There is a long-standing view, traceable to John Stuart Mill, that serious consideration of dissident opinions promotes individual well-being and good public policy. Mill argued that individuals need to engage with radical or nonmainstream views in order to obtain intellectual courage and reach the highest levels of intellectual development. He also said that the development of good public policy can only emerge from the debate between dissident views and 'received opinion'. If Mill is right about the importance of such views, then we need to find ways to improve the coverage given to dissident opinion in the mass media. The current tendency to sensationalize, distort, ridicule, ignore or censor extreme views does little to engender serious consideration of them.
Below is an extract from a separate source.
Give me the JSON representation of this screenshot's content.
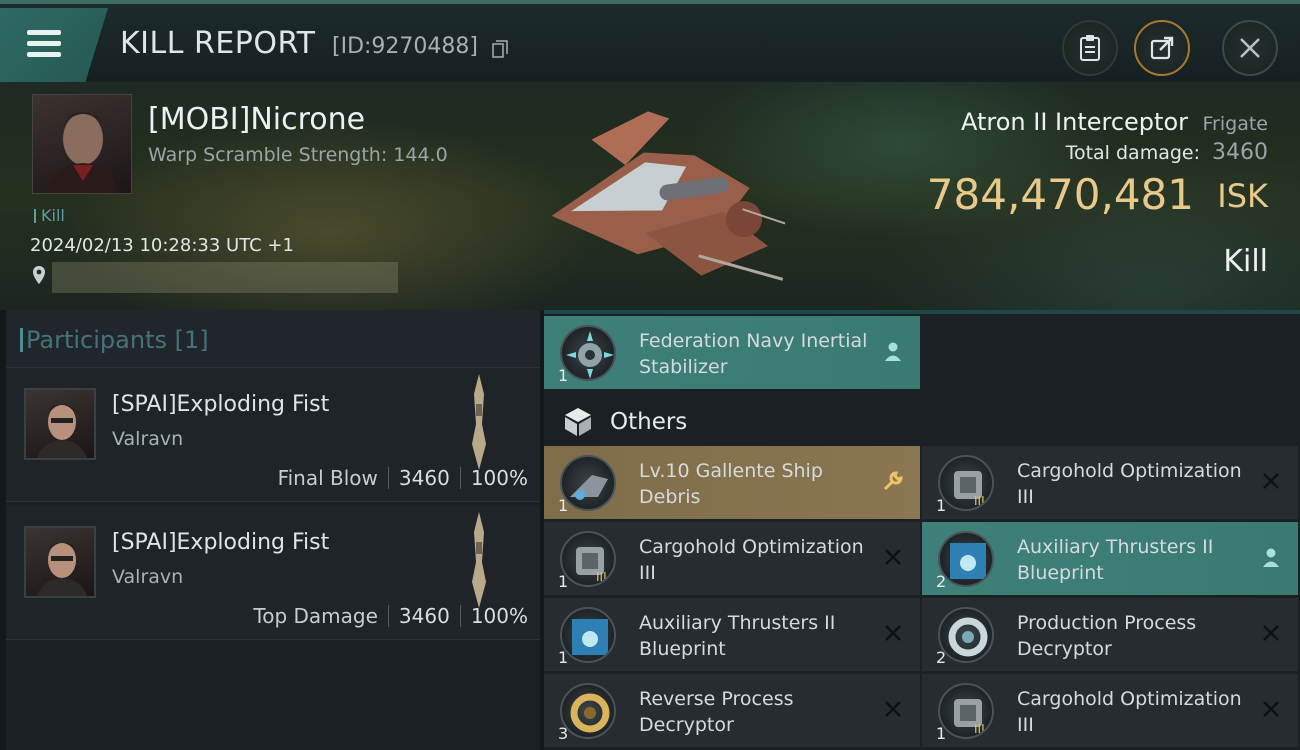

A more constructive suggestion is that media ethics codes and workplace norms could be made more sensitive to the utility promoting potential of radical social and political views by reflecting an ethical distinction between different kinds of commercial speech.
|Number of pages||18|
|Journal||Australian Journal of Professional and Applied Ethics|
|Issue number||1 / 2|
|Publication status||Published - May 2008|